### Task brief
In the listing that follows, count the lines that include "EPSG", and answer with the total alone.

________________________

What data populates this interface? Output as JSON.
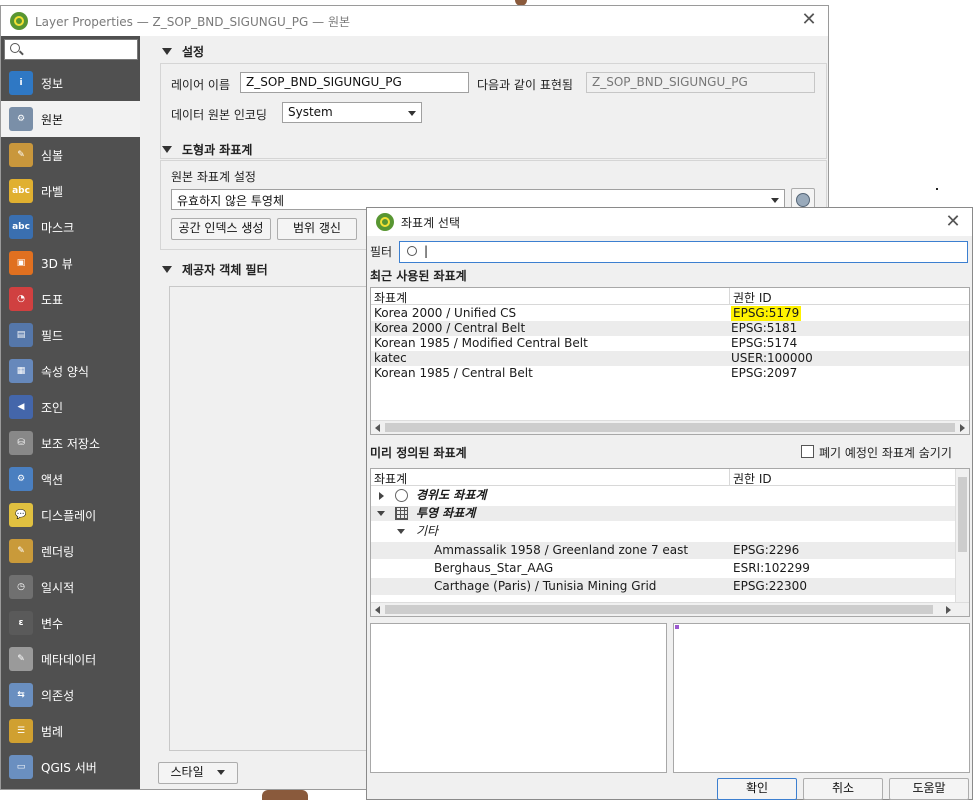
{
  "main_window": {
    "title": "Layer Properties — Z_SOP_BND_SIGUNGU_PG — 원본",
    "close_glyph": "✕"
  },
  "sidebar": {
    "search_placeholder": "",
    "items": [
      {
        "label": "정보",
        "icon": "info-icon",
        "color": "#2f78c4",
        "glyph": "i"
      },
      {
        "label": "원본",
        "icon": "source-settings-icon",
        "color": "#7a8fa8",
        "glyph": "⚙"
      },
      {
        "label": "심볼",
        "icon": "symbology-brush-icon",
        "color": "#c9973c",
        "glyph": "✎"
      },
      {
        "label": "라벨",
        "icon": "labels-abc-icon",
        "color": "#e0b030",
        "glyph": "abc"
      },
      {
        "label": "마스크",
        "icon": "masks-abc-icon",
        "color": "#3a6fb0",
        "glyph": "abc"
      },
      {
        "label": "3D 뷰",
        "icon": "3d-cube-icon",
        "color": "#e07020",
        "glyph": "▣"
      },
      {
        "label": "도표",
        "icon": "diagrams-icon",
        "color": "#d04040",
        "glyph": "◔"
      },
      {
        "label": "필드",
        "icon": "fields-icon",
        "color": "#5577aa",
        "glyph": "▤"
      },
      {
        "label": "속성 양식",
        "icon": "attributes-form-icon",
        "color": "#6688bb",
        "glyph": "▦"
      },
      {
        "label": "조인",
        "icon": "joins-icon",
        "color": "#4466aa",
        "glyph": "◀"
      },
      {
        "label": "보조 저장소",
        "icon": "auxiliary-storage-icon",
        "color": "#888888",
        "glyph": "⛁"
      },
      {
        "label": "액션",
        "icon": "actions-gear-icon",
        "color": "#4a7fc0",
        "glyph": "⚙"
      },
      {
        "label": "디스플레이",
        "icon": "display-tooltip-icon",
        "color": "#e0c040",
        "glyph": "💬"
      },
      {
        "label": "렌더링",
        "icon": "rendering-brush-icon",
        "color": "#c99a3a",
        "glyph": "✎"
      },
      {
        "label": "일시적",
        "icon": "temporal-clock-icon",
        "color": "#707070",
        "glyph": "◷"
      },
      {
        "label": "변수",
        "icon": "variables-epsilon-icon",
        "color": "#5a5a5a",
        "glyph": "ε"
      },
      {
        "label": "메타데이터",
        "icon": "metadata-icon",
        "color": "#9a9a9a",
        "glyph": "✎"
      },
      {
        "label": "의존성",
        "icon": "dependencies-icon",
        "color": "#6a8fc0",
        "glyph": "⇆"
      },
      {
        "label": "범례",
        "icon": "legend-icon",
        "color": "#d0a030",
        "glyph": "☰"
      },
      {
        "label": "QGIS 서버",
        "icon": "qgis-server-icon",
        "color": "#6a8fc0",
        "glyph": "▭"
      }
    ]
  },
  "settings": {
    "header": "설정",
    "layer_name_label": "레이어 이름",
    "layer_name_value": "Z_SOP_BND_SIGUNGU_PG",
    "display_as_label": "다음과 같이 표현됨",
    "display_as_value": "Z_SOP_BND_SIGUNGU_PG",
    "encoding_label": "데이터 원본 인코딩",
    "encoding_value": "System"
  },
  "geometry": {
    "header": "도형과 좌표계",
    "crs_label": "원본 좌표계 설정",
    "crs_value": "유효하지 않은 투영체",
    "spatial_index_button": "공간 인덱스 생성",
    "update_extents_button": "범위 갱신"
  },
  "provider_filter": {
    "header": "제공자 객체 필터"
  },
  "bottom": {
    "style_button": "스타일"
  },
  "crs_dialog": {
    "title": "좌표계 선택",
    "close_glyph": "✕",
    "filter_label": "필터",
    "filter_value": "|",
    "recent_header": "최근 사용된 좌표계",
    "col_crs": "좌표계",
    "col_authority": "권한 ID",
    "recent_rows": [
      {
        "name": "Korea 2000 / Unified CS",
        "id": "EPSG:5179"
      },
      {
        "name": "Korea 2000 / Central Belt",
        "id": "EPSG:5181"
      },
      {
        "name": "Korean 1985 / Modified Central Belt",
        "id": "EPSG:5174"
      },
      {
        "name": "katec",
        "id": "USER:100000"
      },
      {
        "name": "Korean 1985 / Central Belt",
        "id": "EPSG:2097"
      }
    ],
    "predefined_header": "미리 정의된 좌표계",
    "hide_deprecated_label": "폐기 예정인 좌표계 숨기기",
    "tree": {
      "geographic": "경위도 좌표계",
      "projected": "투영 좌표계",
      "other": "기타"
    },
    "predefined_rows": [
      {
        "name": "Ammassalik 1958 / Greenland zone 7 east",
        "id": "EPSG:2296"
      },
      {
        "name": "Berghaus_Star_AAG",
        "id": "ESRI:102299"
      },
      {
        "name": "Carthage (Paris) / Tunisia Mining Grid",
        "id": "EPSG:22300"
      }
    ],
    "ok_button": "확인",
    "cancel_button": "취소",
    "help_button": "도움말"
  }
}
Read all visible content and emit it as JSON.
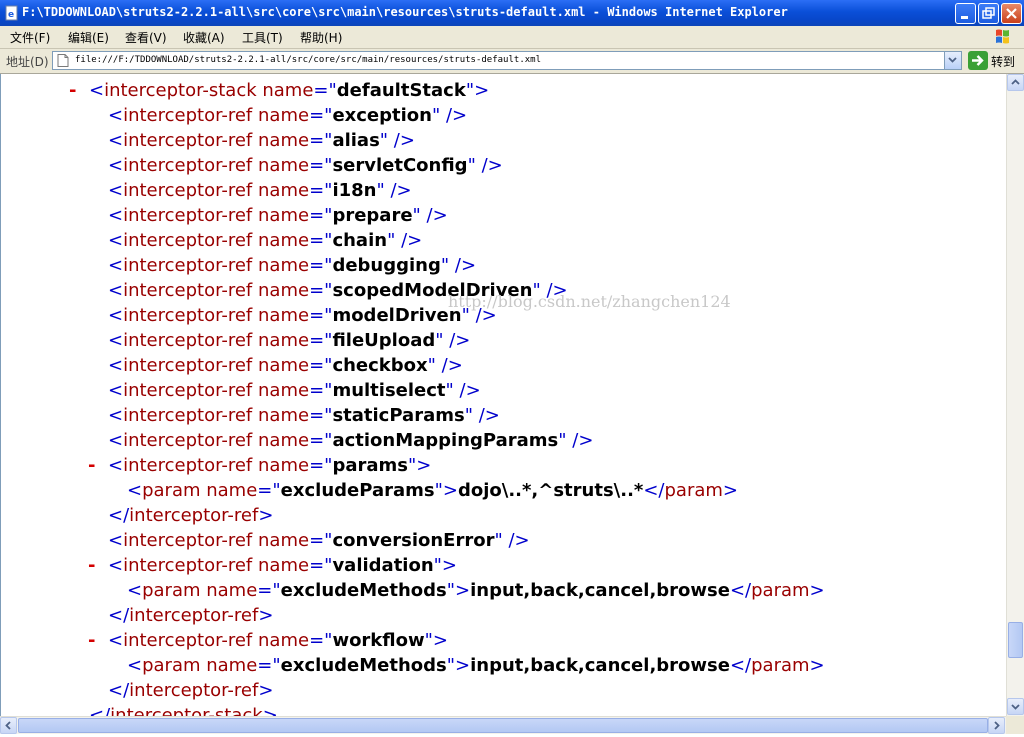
{
  "window": {
    "title": "F:\\TDDOWNLOAD\\struts2-2.2.1-all\\src\\core\\src\\main\\resources\\struts-default.xml - Windows Internet Explorer",
    "app_icon": "ie-document-icon",
    "buttons": [
      "minimize-icon",
      "maximize-icon",
      "close-icon"
    ]
  },
  "menu": {
    "items": [
      "文件(F)",
      "编辑(E)",
      "查看(V)",
      "收藏(A)",
      "工具(T)",
      "帮助(H)"
    ]
  },
  "address": {
    "label": "地址(D)",
    "url": "file:///F:/TDDOWNLOAD/struts2-2.2.1-all/src/core/src/main/resources/struts-default.xml",
    "go_label": "转到"
  },
  "watermark": "http://blog.csdn.net/zhangchen124",
  "colors": {
    "tag": "#990000",
    "punct": "#0000cc",
    "minus": "#d40000",
    "value": "#000000"
  },
  "xml_lines": [
    {
      "indent": 0,
      "collapse": true,
      "kind": "open",
      "tag": "interceptor-stack",
      "attr": "name",
      "value": "defaultStack"
    },
    {
      "indent": 1,
      "kind": "empty",
      "tag": "interceptor-ref",
      "attr": "name",
      "value": "exception"
    },
    {
      "indent": 1,
      "kind": "empty",
      "tag": "interceptor-ref",
      "attr": "name",
      "value": "alias"
    },
    {
      "indent": 1,
      "kind": "empty",
      "tag": "interceptor-ref",
      "attr": "name",
      "value": "servletConfig"
    },
    {
      "indent": 1,
      "kind": "empty",
      "tag": "interceptor-ref",
      "attr": "name",
      "value": "i18n"
    },
    {
      "indent": 1,
      "kind": "empty",
      "tag": "interceptor-ref",
      "attr": "name",
      "value": "prepare"
    },
    {
      "indent": 1,
      "kind": "empty",
      "tag": "interceptor-ref",
      "attr": "name",
      "value": "chain"
    },
    {
      "indent": 1,
      "kind": "empty",
      "tag": "interceptor-ref",
      "attr": "name",
      "value": "debugging"
    },
    {
      "indent": 1,
      "kind": "empty",
      "tag": "interceptor-ref",
      "attr": "name",
      "value": "scopedModelDriven"
    },
    {
      "indent": 1,
      "kind": "empty",
      "tag": "interceptor-ref",
      "attr": "name",
      "value": "modelDriven"
    },
    {
      "indent": 1,
      "kind": "empty",
      "tag": "interceptor-ref",
      "attr": "name",
      "value": "fileUpload"
    },
    {
      "indent": 1,
      "kind": "empty",
      "tag": "interceptor-ref",
      "attr": "name",
      "value": "checkbox"
    },
    {
      "indent": 1,
      "kind": "empty",
      "tag": "interceptor-ref",
      "attr": "name",
      "value": "multiselect"
    },
    {
      "indent": 1,
      "kind": "empty",
      "tag": "interceptor-ref",
      "attr": "name",
      "value": "staticParams"
    },
    {
      "indent": 1,
      "kind": "empty",
      "tag": "interceptor-ref",
      "attr": "name",
      "value": "actionMappingParams"
    },
    {
      "indent": 1,
      "collapse": true,
      "kind": "open",
      "tag": "interceptor-ref",
      "attr": "name",
      "value": "params"
    },
    {
      "indent": 2,
      "kind": "inline",
      "tag": "param",
      "attr": "name",
      "value": "excludeParams",
      "text": "dojo\\..*,^struts\\..*"
    },
    {
      "indent": 1,
      "kind": "close",
      "tag": "interceptor-ref"
    },
    {
      "indent": 1,
      "kind": "empty",
      "tag": "interceptor-ref",
      "attr": "name",
      "value": "conversionError"
    },
    {
      "indent": 1,
      "collapse": true,
      "kind": "open",
      "tag": "interceptor-ref",
      "attr": "name",
      "value": "validation"
    },
    {
      "indent": 2,
      "kind": "inline",
      "tag": "param",
      "attr": "name",
      "value": "excludeMethods",
      "text": "input,back,cancel,browse"
    },
    {
      "indent": 1,
      "kind": "close",
      "tag": "interceptor-ref"
    },
    {
      "indent": 1,
      "collapse": true,
      "kind": "open",
      "tag": "interceptor-ref",
      "attr": "name",
      "value": "workflow"
    },
    {
      "indent": 2,
      "kind": "inline",
      "tag": "param",
      "attr": "name",
      "value": "excludeMethods",
      "text": "input,back,cancel,browse"
    },
    {
      "indent": 1,
      "kind": "close",
      "tag": "interceptor-ref"
    },
    {
      "indent": 0,
      "kind": "close",
      "tag": "interceptor-stack"
    }
  ]
}
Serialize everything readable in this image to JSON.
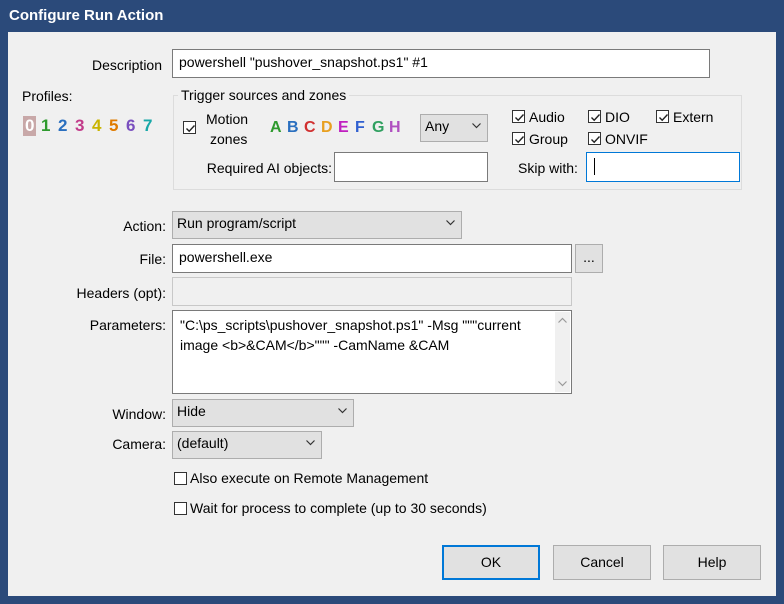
{
  "window": {
    "title": "Configure Run Action"
  },
  "description": {
    "label": "Description",
    "value": "powershell \"pushover_snapshot.ps1\" #1"
  },
  "profiles": {
    "label": "Profiles:",
    "items": [
      "0",
      "1",
      "2",
      "3",
      "4",
      "5",
      "6",
      "7"
    ],
    "colors": [
      "#8a8a8a",
      "#2e9a2e",
      "#2a6fbf",
      "#c23b8a",
      "#c9b400",
      "#e07b00",
      "#7a4fbf",
      "#18a8a8"
    ]
  },
  "trigger": {
    "group_title": "Trigger sources and zones",
    "motion_label_1": "Motion",
    "motion_label_2": "zones",
    "zones": [
      "A",
      "B",
      "C",
      "D",
      "E",
      "F",
      "G",
      "H"
    ],
    "zone_colors": [
      "#2e9a2e",
      "#2a6fbf",
      "#d13030",
      "#e8a020",
      "#c020c0",
      "#3060d0",
      "#30a060",
      "#b050c0"
    ],
    "zone_mode": "Any",
    "audio": "Audio",
    "dio": "DIO",
    "extern": "Extern",
    "group": "Group",
    "onvif": "ONVIF",
    "required_ai_label": "Required AI objects:",
    "required_ai_value": "",
    "skip_with_label": "Skip with:",
    "skip_with_value": ""
  },
  "action": {
    "label": "Action:",
    "value": "Run program/script"
  },
  "file": {
    "label": "File:",
    "value": "powershell.exe",
    "browse": "..."
  },
  "headers": {
    "label": "Headers (opt):",
    "value": ""
  },
  "parameters": {
    "label": "Parameters:",
    "line1": "\"C:\\ps_scripts\\pushover_snapshot.ps1\" -Msg \"\"\"current",
    "line2": "image <b>&CAM</b>\"\"\" -CamName &CAM"
  },
  "window_mode": {
    "label": "Window:",
    "value": "Hide"
  },
  "camera": {
    "label": "Camera:",
    "value": "(default)"
  },
  "options": {
    "remote": "Also execute on Remote Management",
    "wait": "Wait for process to complete (up to 30 seconds)"
  },
  "buttons": {
    "ok": "OK",
    "cancel": "Cancel",
    "help": "Help"
  }
}
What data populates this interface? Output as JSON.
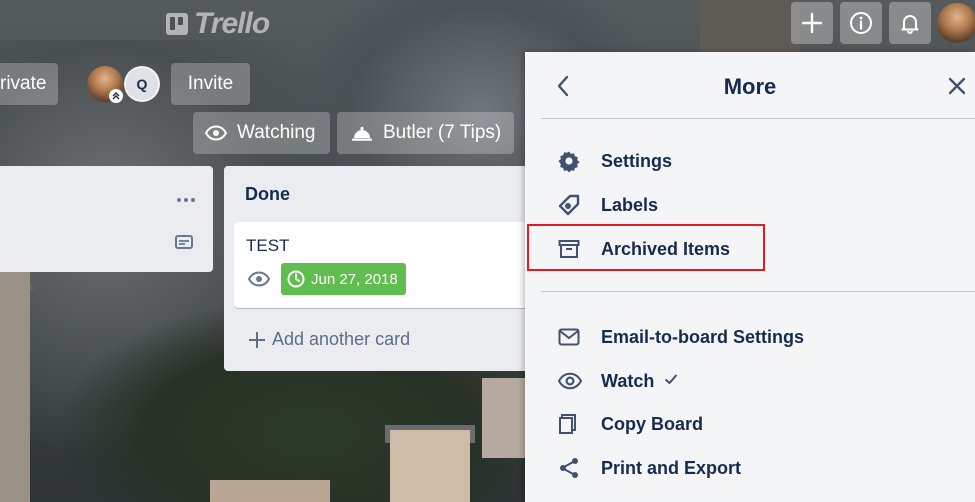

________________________

### Answer below
6